Happy New Year!!
For those who don’t already know, the best news is that Mr RR and I have become Nanna and Papa RR whilst we’ve been away! A gorgeous little boy, born between Christmas and New Year and doing very well on his journey to becoming the Littlest RR.
Littlest RR has, of course, become my favourite subject of conversation but…..on to the walking – of which there has been very little in the last couple of months. Here I am though, determined to get fit (again) and starting over with the rambles. I’m not promising any great milage this year – there’s a lot of work to do on our new house and any walking will have to be fitted in around that – but hopefully I’ll be able to inspire you with a few ramblings around The Scottish Borders and Northumberland and later in the year we might be able to go further afield and see more of Scotland.
The not so good news, as you will already know is that this area has suffered badly from the recent rain and storms. We’ve been lucky ourselves but others nearby not so lucky; rivers continue to run very high with continuous warnings from the Met Office about flood risk.
And…it’s been raining here today! Lots of it, constant and heavy this morning. Undaunted, we decided to venture out to The Hirsel Country Park, which is just on the edge of Coldstream, about 20 minutes in the car from home. Weather forecast information was that the incessant rain would ease and the sun might shine later on. Alas, it was not to be and it rained continuously whilst we rambled around The Hirsel – never mind – we’re getting used to it slowly. More difficult to cope with is the almost constant darkness and dreary daylight which can be quite depressing – best to just get out there and hope for some rays while you can!
The Hirsel Estate – Lake Walk and Dunglass Walk (3 miles)
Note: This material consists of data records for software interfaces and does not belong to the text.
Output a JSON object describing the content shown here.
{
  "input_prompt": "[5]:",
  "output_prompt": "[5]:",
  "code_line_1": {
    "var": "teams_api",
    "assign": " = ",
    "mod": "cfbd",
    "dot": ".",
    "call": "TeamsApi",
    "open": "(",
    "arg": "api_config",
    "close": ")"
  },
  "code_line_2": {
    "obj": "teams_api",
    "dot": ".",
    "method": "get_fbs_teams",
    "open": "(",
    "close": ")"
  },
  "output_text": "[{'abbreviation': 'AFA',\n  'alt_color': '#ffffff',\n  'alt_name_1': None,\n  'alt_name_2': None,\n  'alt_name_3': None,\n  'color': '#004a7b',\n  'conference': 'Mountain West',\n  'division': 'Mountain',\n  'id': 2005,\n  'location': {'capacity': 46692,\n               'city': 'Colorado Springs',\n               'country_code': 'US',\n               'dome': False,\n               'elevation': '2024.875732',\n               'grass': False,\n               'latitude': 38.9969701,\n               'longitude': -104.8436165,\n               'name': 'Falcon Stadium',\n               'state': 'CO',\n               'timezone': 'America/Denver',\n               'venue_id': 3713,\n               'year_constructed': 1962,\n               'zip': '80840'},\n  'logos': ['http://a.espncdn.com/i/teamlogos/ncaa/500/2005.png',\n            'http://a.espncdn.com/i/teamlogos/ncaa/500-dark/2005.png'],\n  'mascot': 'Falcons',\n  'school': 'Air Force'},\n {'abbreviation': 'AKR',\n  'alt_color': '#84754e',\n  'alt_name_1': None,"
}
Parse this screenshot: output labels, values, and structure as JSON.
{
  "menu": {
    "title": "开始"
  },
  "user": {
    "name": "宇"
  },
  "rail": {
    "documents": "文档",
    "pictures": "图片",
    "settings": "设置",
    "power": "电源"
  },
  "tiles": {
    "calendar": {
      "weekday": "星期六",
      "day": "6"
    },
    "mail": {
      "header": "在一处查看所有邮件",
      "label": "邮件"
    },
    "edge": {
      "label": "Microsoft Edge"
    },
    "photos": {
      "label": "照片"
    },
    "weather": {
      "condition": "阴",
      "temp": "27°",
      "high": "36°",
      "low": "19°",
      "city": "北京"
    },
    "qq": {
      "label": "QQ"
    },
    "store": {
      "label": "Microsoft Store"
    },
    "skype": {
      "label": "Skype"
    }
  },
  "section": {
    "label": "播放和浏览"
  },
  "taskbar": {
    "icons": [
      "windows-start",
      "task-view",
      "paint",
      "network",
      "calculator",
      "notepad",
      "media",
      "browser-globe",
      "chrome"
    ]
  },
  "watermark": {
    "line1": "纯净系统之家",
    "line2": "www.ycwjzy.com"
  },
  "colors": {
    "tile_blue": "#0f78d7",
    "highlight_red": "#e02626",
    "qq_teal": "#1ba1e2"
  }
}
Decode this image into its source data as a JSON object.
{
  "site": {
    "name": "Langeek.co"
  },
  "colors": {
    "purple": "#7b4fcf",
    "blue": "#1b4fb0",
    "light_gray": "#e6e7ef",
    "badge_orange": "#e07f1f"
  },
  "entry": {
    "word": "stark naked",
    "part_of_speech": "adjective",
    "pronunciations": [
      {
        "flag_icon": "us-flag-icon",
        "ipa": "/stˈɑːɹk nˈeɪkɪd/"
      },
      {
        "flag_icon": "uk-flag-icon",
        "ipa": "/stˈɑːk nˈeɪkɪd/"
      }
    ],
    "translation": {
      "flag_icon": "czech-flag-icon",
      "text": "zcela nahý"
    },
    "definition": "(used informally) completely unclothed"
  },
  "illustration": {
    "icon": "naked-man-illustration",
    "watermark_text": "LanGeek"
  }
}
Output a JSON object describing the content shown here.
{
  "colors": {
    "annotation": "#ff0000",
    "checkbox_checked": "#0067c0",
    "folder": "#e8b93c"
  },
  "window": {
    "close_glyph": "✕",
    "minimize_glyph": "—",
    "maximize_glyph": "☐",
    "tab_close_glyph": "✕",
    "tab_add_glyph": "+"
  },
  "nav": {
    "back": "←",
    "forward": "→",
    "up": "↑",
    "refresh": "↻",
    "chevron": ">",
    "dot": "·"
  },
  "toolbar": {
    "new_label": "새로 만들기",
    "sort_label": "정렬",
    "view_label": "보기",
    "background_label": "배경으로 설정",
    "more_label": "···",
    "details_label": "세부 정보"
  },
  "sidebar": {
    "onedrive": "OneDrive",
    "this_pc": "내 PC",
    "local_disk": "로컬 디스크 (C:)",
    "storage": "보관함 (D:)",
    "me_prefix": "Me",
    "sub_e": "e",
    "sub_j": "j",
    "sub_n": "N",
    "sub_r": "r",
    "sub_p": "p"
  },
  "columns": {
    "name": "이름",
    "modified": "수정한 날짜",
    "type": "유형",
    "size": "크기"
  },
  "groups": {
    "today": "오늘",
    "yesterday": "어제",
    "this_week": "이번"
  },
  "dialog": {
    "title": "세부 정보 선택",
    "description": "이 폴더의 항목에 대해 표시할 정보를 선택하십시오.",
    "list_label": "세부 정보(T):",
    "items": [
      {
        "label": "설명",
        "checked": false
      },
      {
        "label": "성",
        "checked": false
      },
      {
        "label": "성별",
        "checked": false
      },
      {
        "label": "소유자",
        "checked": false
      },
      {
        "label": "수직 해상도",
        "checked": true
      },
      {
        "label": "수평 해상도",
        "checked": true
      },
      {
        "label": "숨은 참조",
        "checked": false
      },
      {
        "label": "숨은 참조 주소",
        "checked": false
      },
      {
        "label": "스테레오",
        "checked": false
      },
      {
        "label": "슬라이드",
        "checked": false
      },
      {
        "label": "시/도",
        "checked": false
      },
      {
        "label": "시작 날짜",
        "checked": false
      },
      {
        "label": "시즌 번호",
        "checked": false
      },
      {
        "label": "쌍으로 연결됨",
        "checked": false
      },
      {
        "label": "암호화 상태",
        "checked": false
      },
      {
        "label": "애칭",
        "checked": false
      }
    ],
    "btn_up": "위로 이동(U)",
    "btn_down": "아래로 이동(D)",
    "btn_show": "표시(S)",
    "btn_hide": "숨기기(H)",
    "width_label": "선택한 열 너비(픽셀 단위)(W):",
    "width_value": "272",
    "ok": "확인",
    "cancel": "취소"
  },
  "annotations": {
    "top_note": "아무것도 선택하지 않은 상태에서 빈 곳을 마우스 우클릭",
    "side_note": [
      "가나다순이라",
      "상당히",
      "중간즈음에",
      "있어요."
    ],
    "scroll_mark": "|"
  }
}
The Hirsel Estate, the home of the Home Family since 1611 is 3000 acres of woodland, farmland and grassland. Several people told us we should visit The Hirsel, that there was good walking – and a lovely cafe – which of course is the whole thing about a good walk -it always ends with a lovely cafe. And they were right. This is the third time we’ve visited and, although it’s rained every time, it is worth it. The walks aren’t long but they are interesting and the promise of lunch or tea in the cafe at the end keeps you going despite the wet!
So, well protected from the weather, in hats, coats and waterproof trousers, we make our way first of all around the lake, past the bird hide and along the muddy and wooded pathway catching glimpses of the lake as we go.
View to the bird hide across the lake.
The lake on The Hirsel Estate is, so an information leaflet tells us, home to a wide variety of birdlife. At this time of year goosander, water rails and whooper swans can be seen, although it’s so murky today that little can be seen apart a family of Mute Swans preening themselves on the lakeside accompanied by a pair of mallards:
As we trot along we notice to our left that there are bird’s nests built into the hedging lining the field. We’ve seen lots of these around here, little nests built low down and completely exposed at the moment. What impresses us today, is the variety of materials used in the building of these nests. One is carefully blanketed in moss, whilst others are just twigs interwoven with the branches and twigs.
Here’s a mossy one…..
And here’s a twiggy one…..very low down this one, we could almost see right into the top of it.
I have no idea which belongs to which bird – and why do they build them so low down? Obviously when they are occupied all the leaves and branches of the hedgerow would camouflage them – but even so…..
Leaving the lake behind we make our way along to the Dunglass Path following the red markers. We shortly passed the ‘Cow Arch’ suitably labelled – so that the cows would know that they must not trespass on the private land but must pass through the arch to reach the grazing on the other side! A pedigree herd of Highland Cows is kept here (they show their breeding by demonstrating command of the English language).
We are taking the right hand track now which descends through mud and ankle deep fallen leaves and brings us alongside the Leet Water, a tributary of the River Tweed. A stone bridge, built in 1829 and rebuilt following a devastating flood in 1948 takes us across the water before we turn right onto a tree lined path.
The Leet Water – much higher than the last time we visited..
We turn right after the bridge and walk alongside the water on a very muddy track. Several streams cross the track and at one point we are walking along a river floor as the track becomes a stream, the tumbling waters following the path of least resistance and heading downhill to meet the murky water.
Along the way we notice some unusual fungi sprouting from an old tree trunk:
The willow is a dazzling colour – like a firestorm in the dreary daylight:
At the far end of the path we pass through a gate with a warning sign advising us to watch out for golf balls. The Estate is home to a golf course – and all along the river bank these implements strategically placed:
For grabbing your golf ball from the river if your aim is a little off!
It has to be said though that a pristine green with its little white flag is perilously close to the raging river and you can see why these might be necessary! The golf course is free of golfers today though and we cross safely to the gate, over Dunglass Bridge and make our way back towards Hirsel Cottage Tea Rooms for hot chocolate and bacon rolls.